PROBLEM TO WORK ON: Set down each line of the data below exactly as it stands, dropping the pictures.
◆ ◆ ◆ ◆
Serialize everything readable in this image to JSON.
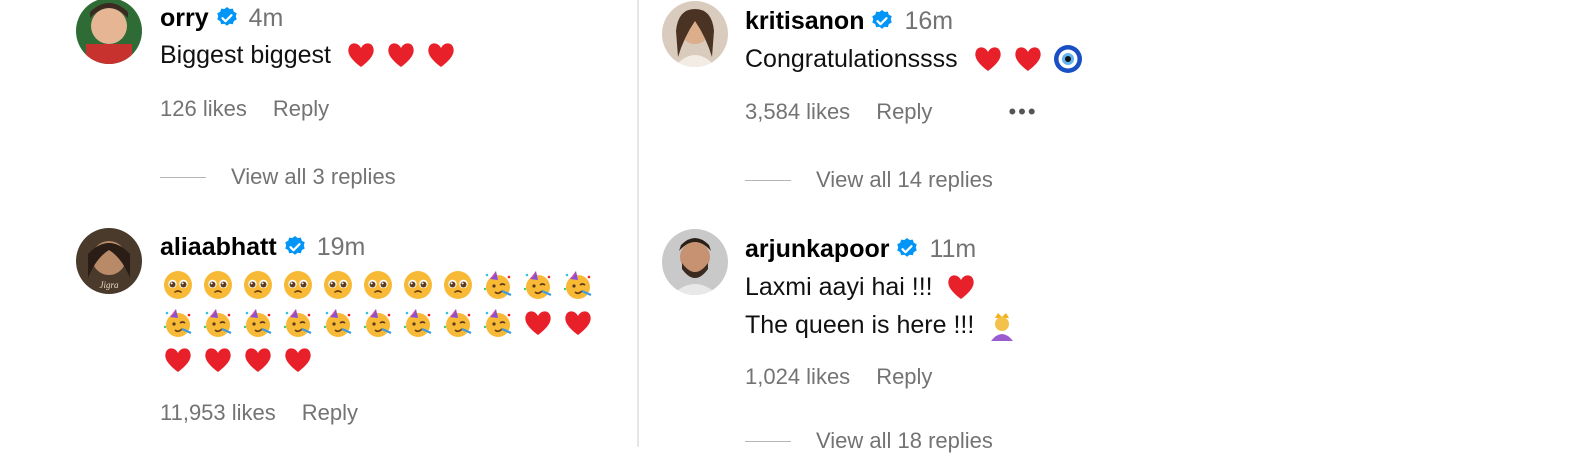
{
  "left": {
    "orry": {
      "username": "orry",
      "time": "4m",
      "text": "Biggest biggest",
      "likes": "126 likes",
      "reply": "Reply",
      "view_replies": "View all 3 replies"
    },
    "alia": {
      "username": "aliaabhatt",
      "time": "19m",
      "likes": "11,953 likes",
      "reply": "Reply",
      "emoji_rows": [
        [
          "pleading-face",
          "pleading-face",
          "pleading-face",
          "pleading-face",
          "pleading-face",
          "pleading-face",
          "pleading-face",
          "pleading-face",
          "partying-face",
          "partying-face",
          "partying-face"
        ],
        [
          "partying-face",
          "partying-face",
          "partying-face",
          "partying-face",
          "partying-face",
          "partying-face",
          "partying-face",
          "partying-face",
          "partying-face",
          "red-heart",
          "red-heart"
        ],
        [
          "red-heart",
          "red-heart",
          "red-heart",
          "red-heart"
        ]
      ]
    }
  },
  "right": {
    "kriti": {
      "username": "kritisanon",
      "time": "16m",
      "text": "Congratulationssss",
      "likes": "3,584 likes",
      "reply": "Reply",
      "more": "•••",
      "view_replies": "View all 14 replies"
    },
    "arjun": {
      "username": "arjunkapoor",
      "time": "11m",
      "line1": "Laxmi aayi hai !!!",
      "line2": "The queen is here !!!",
      "likes": "1,024 likes",
      "reply": "Reply",
      "view_replies_partial": "View all 18 replies"
    }
  },
  "colors": {
    "verified": "#0095f6",
    "muted": "#737373",
    "heart": "#e8202a"
  }
}
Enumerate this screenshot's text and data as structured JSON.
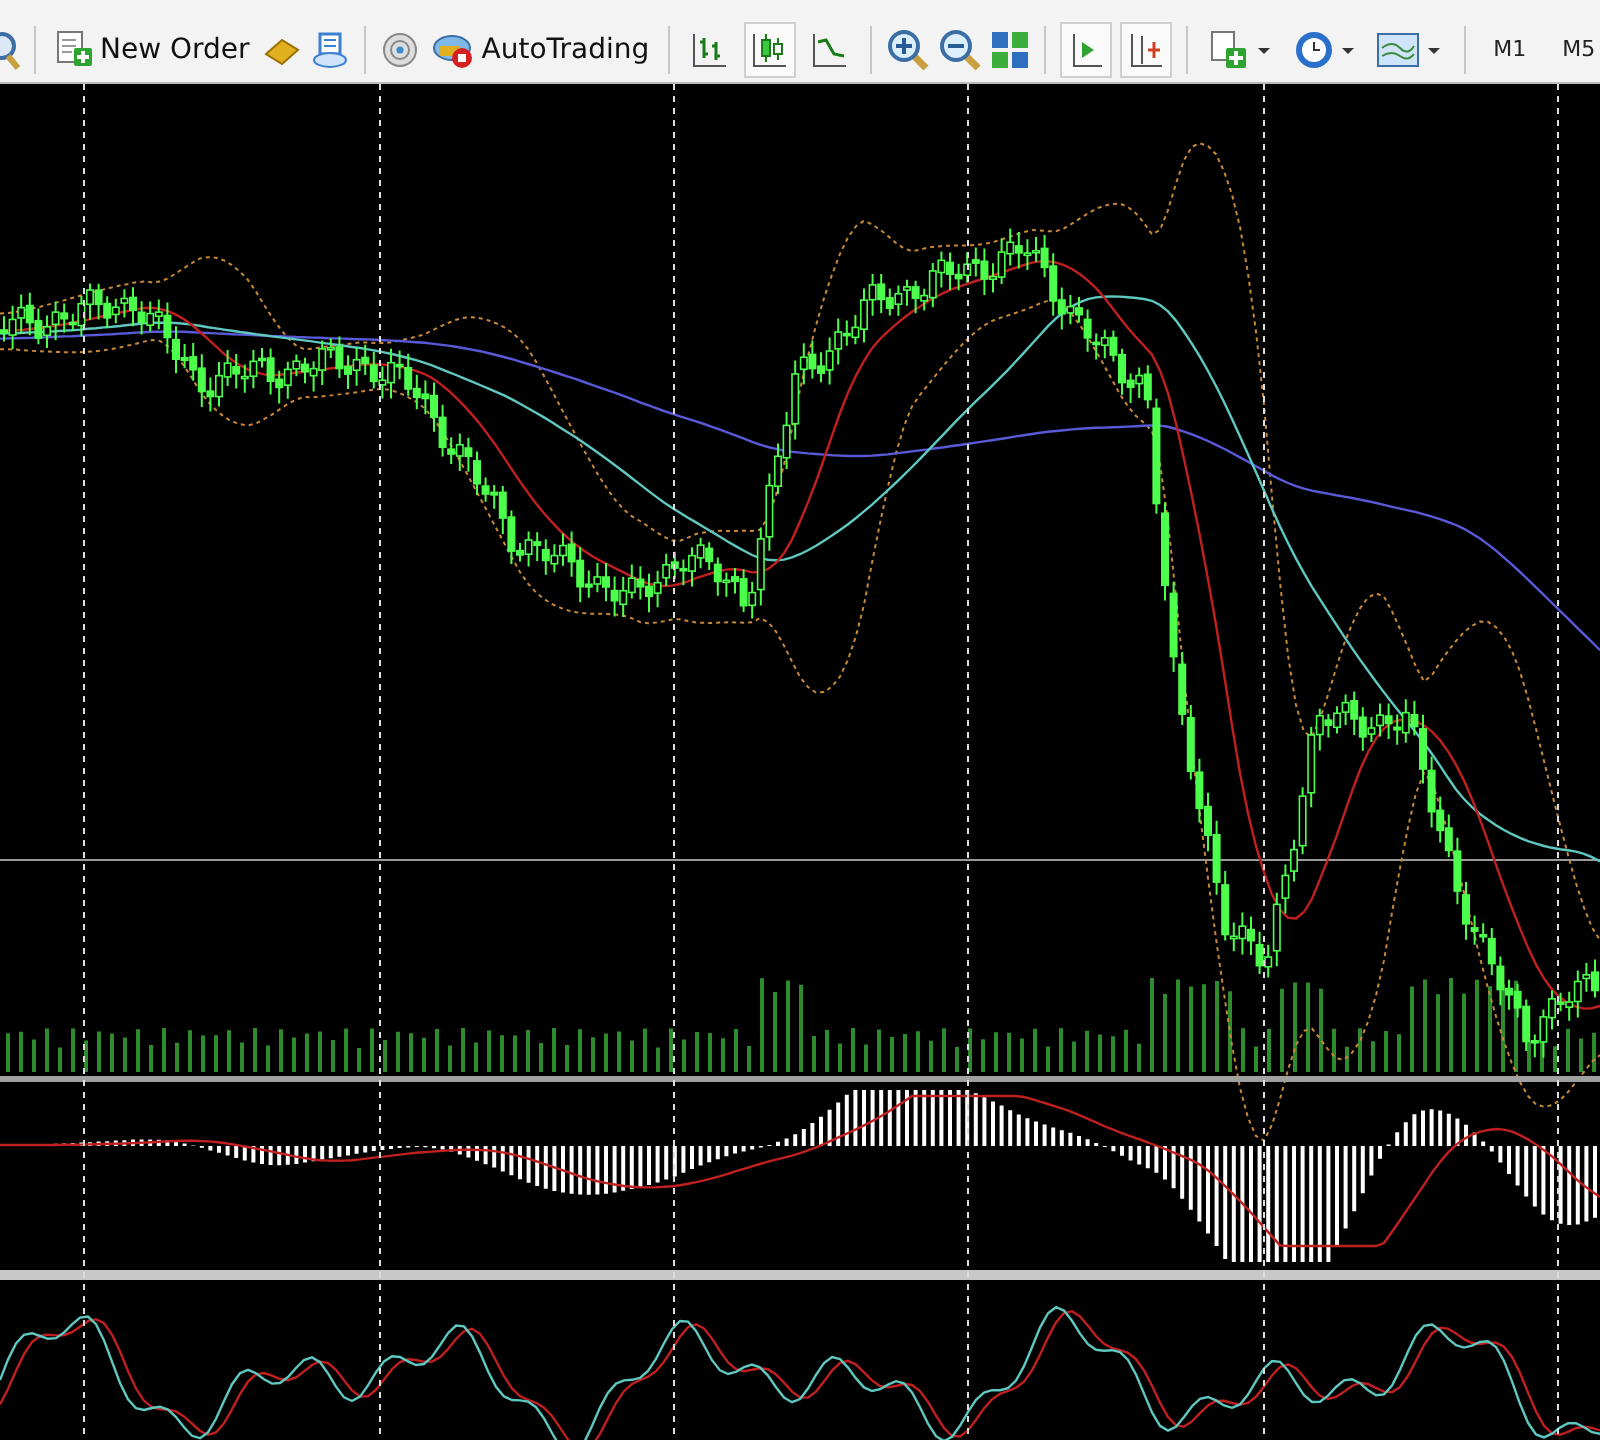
{
  "toolbar": {
    "new_order": {
      "label": "New Order"
    },
    "auto_trading": {
      "label": "AutoTrading"
    },
    "chart_types": [
      {
        "selected": false
      },
      {
        "selected": true
      },
      {
        "selected": false
      }
    ],
    "auto_scroll": {
      "selected": true
    },
    "chart_shift": {
      "selected": true
    },
    "timeframes": [
      {
        "label": "M1",
        "selected": false
      },
      {
        "label": "M5",
        "selected": false
      }
    ]
  }
}
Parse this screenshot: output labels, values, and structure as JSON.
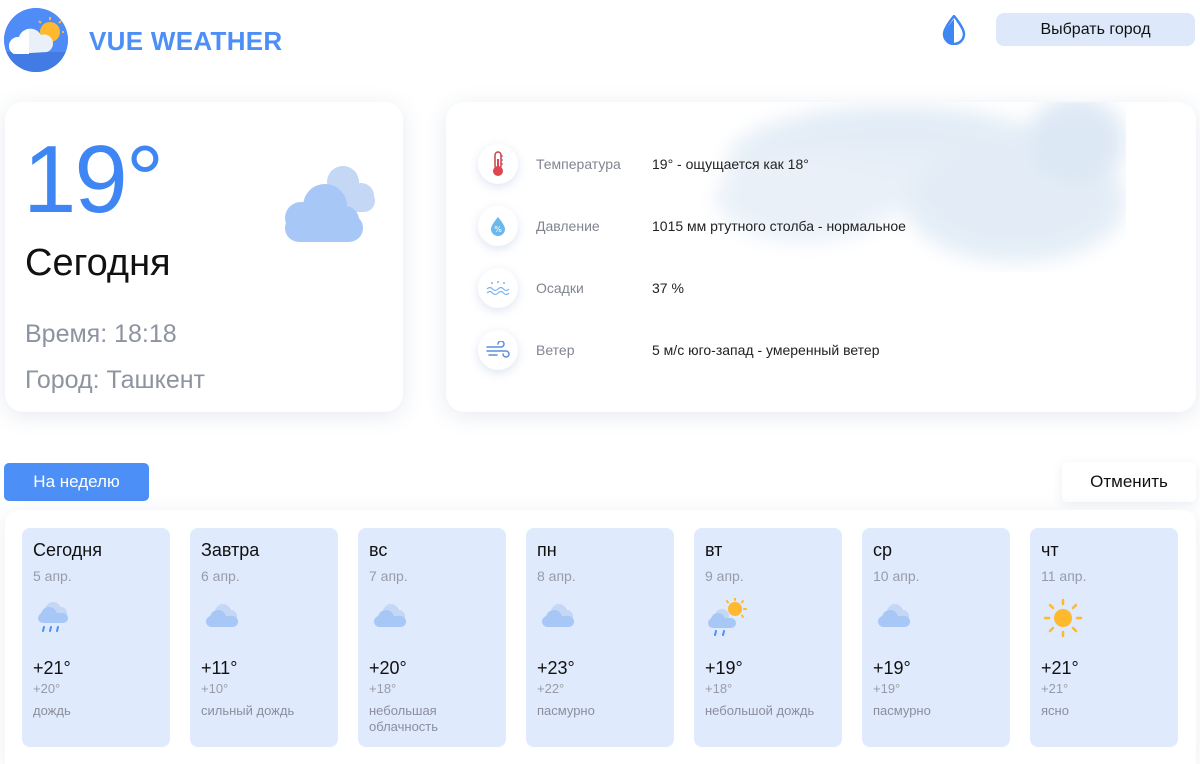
{
  "header": {
    "brand": "VUE WEATHER",
    "logo_icon": "cloud-sun-logo-icon",
    "theme_icon": "water-drop-icon",
    "city_button": "Выбрать город"
  },
  "today": {
    "temperature": "19°",
    "title": "Сегодня",
    "time": "Время: 18:18",
    "city": "Город: Ташкент",
    "icon": "cloud-icon"
  },
  "details": [
    {
      "icon": "thermometer-icon",
      "label": "Температура",
      "value": "19° - ощущается как 18°"
    },
    {
      "icon": "pressure-drop-icon",
      "label": "Давление",
      "value": "1015 мм ртутного столба - нормальное"
    },
    {
      "icon": "precipitation-icon",
      "label": "Осадки",
      "value": "37 %"
    },
    {
      "icon": "wind-icon",
      "label": "Ветер",
      "value": "5 м/с юго-запад - умеренный ветер"
    }
  ],
  "tabs": {
    "week": "На неделю",
    "cancel": "Отменить"
  },
  "forecast": [
    {
      "day": "Сегодня",
      "date": "5 апр.",
      "temp": "+21°",
      "feels": "+20°",
      "desc": "дождь",
      "icon": "rain-icon"
    },
    {
      "day": "Завтра",
      "date": "6 апр.",
      "temp": "+11°",
      "feels": "+10°",
      "desc": "сильный дождь",
      "icon": "cloud-icon"
    },
    {
      "day": "вс",
      "date": "7 апр.",
      "temp": "+20°",
      "feels": "+18°",
      "desc": "небольшая облачность",
      "icon": "cloud-icon"
    },
    {
      "day": "пн",
      "date": "8 апр.",
      "temp": "+23°",
      "feels": "+22°",
      "desc": "пасмурно",
      "icon": "cloud-icon"
    },
    {
      "day": "вт",
      "date": "9 апр.",
      "temp": "+19°",
      "feels": "+18°",
      "desc": "небольшой дождь",
      "icon": "sun-rain-icon"
    },
    {
      "day": "ср",
      "date": "10 апр.",
      "temp": "+19°",
      "feels": "+19°",
      "desc": "пасмурно",
      "icon": "cloud-icon"
    },
    {
      "day": "чт",
      "date": "11 апр.",
      "temp": "+21°",
      "feels": "+21°",
      "desc": "ясно",
      "icon": "sun-icon"
    }
  ],
  "colors": {
    "accent": "#4b8ff7",
    "card_bg": "#dfeafd",
    "muted_text": "#8d93a0"
  }
}
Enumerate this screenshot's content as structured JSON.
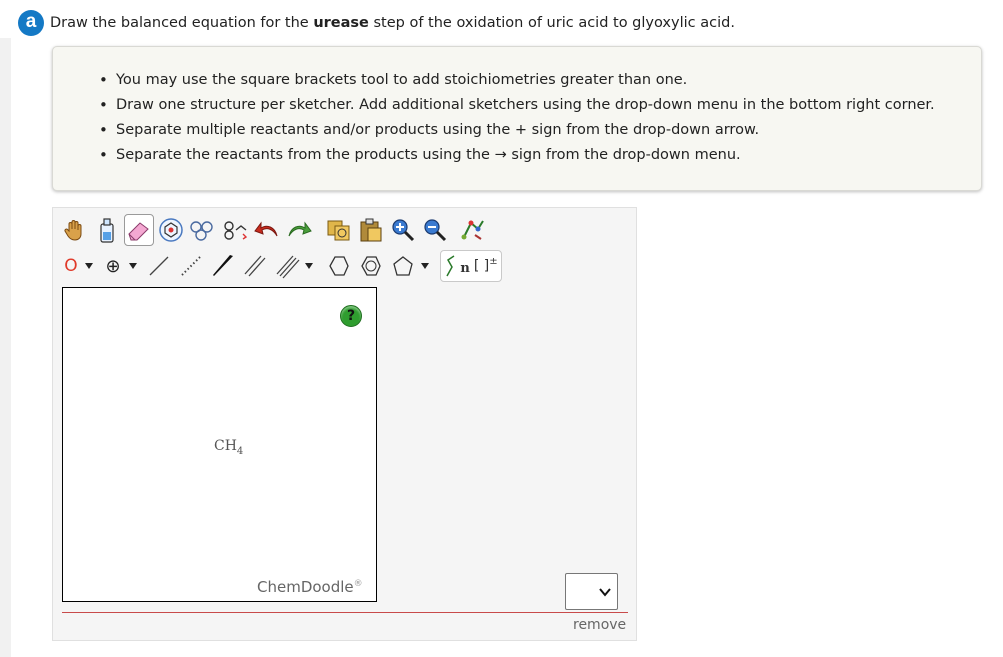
{
  "question": {
    "badge": "a",
    "text_before": "Draw the balanced equation for the ",
    "text_bold": "urease",
    "text_after": " step of the oxidation of uric acid to glyoxylic acid."
  },
  "instructions": [
    "You may use the square brackets tool to add stoichiometries greater than one.",
    "Draw one structure per sketcher. Add additional sketchers using the drop-down menu in the bottom right corner.",
    "Separate multiple reactants and/or products using the + sign from the drop-down arrow.",
    "Separate the reactants from the products using the → sign from the drop-down menu."
  ],
  "toolbar": {
    "row1": [
      "hand-tool",
      "erase-bottle",
      "lasso-eraser",
      "ring-templates",
      "chain-template",
      "undo",
      "redo",
      "copy",
      "paste",
      "zoom-in",
      "zoom-out",
      "clean-structure"
    ],
    "row2": {
      "atom_label": "O",
      "charge_label": "⊕",
      "bond_tools": [
        "single-bond",
        "dashed-bond",
        "wedge-bond",
        "double-bond",
        "triple-bond"
      ],
      "ring_tools": [
        "cyclopropane-ring",
        "benzene-ring",
        "cyclopentane-ring"
      ],
      "repeat_label": "n",
      "brackets_label": "[ ]",
      "bracket_charge": "±"
    }
  },
  "canvas": {
    "help": "?",
    "molecule": "CH",
    "molecule_sub": "4",
    "brand": "ChemDoodle",
    "brand_mark": "®"
  },
  "footer": {
    "remove_label": "remove"
  }
}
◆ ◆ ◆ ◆
RESPONSE BELOW:
Serialize everything readable in this image to JSON.
{
  "left": {
    "orry": {
      "username": "orry",
      "time": "4m",
      "text": "Biggest biggest",
      "likes": "126 likes",
      "reply": "Reply",
      "view_replies": "View all 3 replies"
    },
    "alia": {
      "username": "aliaabhatt",
      "time": "19m",
      "likes": "11,953 likes",
      "reply": "Reply",
      "emoji_rows": [
        [
          "pleading-face",
          "pleading-face",
          "pleading-face",
          "pleading-face",
          "pleading-face",
          "pleading-face",
          "pleading-face",
          "pleading-face",
          "partying-face",
          "partying-face",
          "partying-face"
        ],
        [
          "partying-face",
          "partying-face",
          "partying-face",
          "partying-face",
          "partying-face",
          "partying-face",
          "partying-face",
          "partying-face",
          "partying-face",
          "red-heart",
          "red-heart"
        ],
        [
          "red-heart",
          "red-heart",
          "red-heart",
          "red-heart"
        ]
      ]
    }
  },
  "right": {
    "kriti": {
      "username": "kritisanon",
      "time": "16m",
      "text": "Congratulationssss",
      "likes": "3,584 likes",
      "reply": "Reply",
      "more": "•••",
      "view_replies": "View all 14 replies"
    },
    "arjun": {
      "username": "arjunkapoor",
      "time": "11m",
      "line1": "Laxmi aayi hai !!!",
      "line2": "The queen is here !!!",
      "likes": "1,024 likes",
      "reply": "Reply",
      "view_replies_partial": "View all 18 replies"
    }
  },
  "colors": {
    "verified": "#0095f6",
    "muted": "#737373",
    "heart": "#e8202a"
  }
}
Enumerate this screenshot's text and data as structured JSON.
{
  "toolbar": {
    "new_order": {
      "label": "New Order"
    },
    "auto_trading": {
      "label": "AutoTrading"
    },
    "chart_types": [
      {
        "selected": false
      },
      {
        "selected": true
      },
      {
        "selected": false
      }
    ],
    "auto_scroll": {
      "selected": true
    },
    "chart_shift": {
      "selected": true
    },
    "timeframes": [
      {
        "label": "M1",
        "selected": false
      },
      {
        "label": "M5",
        "selected": false
      }
    ]
  }
}
Parse this screenshot: output labels, values, and structure as JSON.
{
  "header": {
    "brand": "VUE WEATHER",
    "logo_icon": "cloud-sun-logo-icon",
    "theme_icon": "water-drop-icon",
    "city_button": "Выбрать город"
  },
  "today": {
    "temperature": "19°",
    "title": "Сегодня",
    "time": "Время: 18:18",
    "city": "Город: Ташкент",
    "icon": "cloud-icon"
  },
  "details": [
    {
      "icon": "thermometer-icon",
      "label": "Температура",
      "value": "19° - ощущается как 18°"
    },
    {
      "icon": "pressure-drop-icon",
      "label": "Давление",
      "value": "1015 мм ртутного столба - нормальное"
    },
    {
      "icon": "precipitation-icon",
      "label": "Осадки",
      "value": "37 %"
    },
    {
      "icon": "wind-icon",
      "label": "Ветер",
      "value": "5 м/с юго-запад - умеренный ветер"
    }
  ],
  "tabs": {
    "week": "На неделю",
    "cancel": "Отменить"
  },
  "forecast": [
    {
      "day": "Сегодня",
      "date": "5 апр.",
      "temp": "+21°",
      "feels": "+20°",
      "desc": "дождь",
      "icon": "rain-icon"
    },
    {
      "day": "Завтра",
      "date": "6 апр.",
      "temp": "+11°",
      "feels": "+10°",
      "desc": "сильный дождь",
      "icon": "cloud-icon"
    },
    {
      "day": "вс",
      "date": "7 апр.",
      "temp": "+20°",
      "feels": "+18°",
      "desc": "небольшая облачность",
      "icon": "cloud-icon"
    },
    {
      "day": "пн",
      "date": "8 апр.",
      "temp": "+23°",
      "feels": "+22°",
      "desc": "пасмурно",
      "icon": "cloud-icon"
    },
    {
      "day": "вт",
      "date": "9 апр.",
      "temp": "+19°",
      "feels": "+18°",
      "desc": "небольшой дождь",
      "icon": "sun-rain-icon"
    },
    {
      "day": "ср",
      "date": "10 апр.",
      "temp": "+19°",
      "feels": "+19°",
      "desc": "пасмурно",
      "icon": "cloud-icon"
    },
    {
      "day": "чт",
      "date": "11 апр.",
      "temp": "+21°",
      "feels": "+21°",
      "desc": "ясно",
      "icon": "sun-icon"
    }
  ],
  "colors": {
    "accent": "#4b8ff7",
    "card_bg": "#dfeafd",
    "muted_text": "#8d93a0"
  }
}
Enumerate this screenshot's content as structured JSON.
{
  "question": {
    "badge": "a",
    "text_before": "Draw the balanced equation for the ",
    "text_bold": "urease",
    "text_after": " step of the oxidation of uric acid to glyoxylic acid."
  },
  "instructions": [
    "You may use the square brackets tool to add stoichiometries greater than one.",
    "Draw one structure per sketcher. Add additional sketchers using the drop-down menu in the bottom right corner.",
    "Separate multiple reactants and/or products using the + sign from the drop-down arrow.",
    "Separate the reactants from the products using the → sign from the drop-down menu."
  ],
  "toolbar": {
    "row1": [
      "hand-tool",
      "erase-bottle",
      "lasso-eraser",
      "ring-templates",
      "chain-template",
      "undo",
      "redo",
      "copy",
      "paste",
      "zoom-in",
      "zoom-out",
      "clean-structure"
    ],
    "row2": {
      "atom_label": "O",
      "charge_label": "⊕",
      "bond_tools": [
        "single-bond",
        "dashed-bond",
        "wedge-bond",
        "double-bond",
        "triple-bond"
      ],
      "ring_tools": [
        "cyclopropane-ring",
        "benzene-ring",
        "cyclopentane-ring"
      ],
      "repeat_label": "n",
      "brackets_label": "[ ]",
      "bracket_charge": "±"
    }
  },
  "canvas": {
    "help": "?",
    "molecule": "CH",
    "molecule_sub": "4",
    "brand": "ChemDoodle",
    "brand_mark": "®"
  },
  "footer": {
    "remove_label": "remove"
  }
}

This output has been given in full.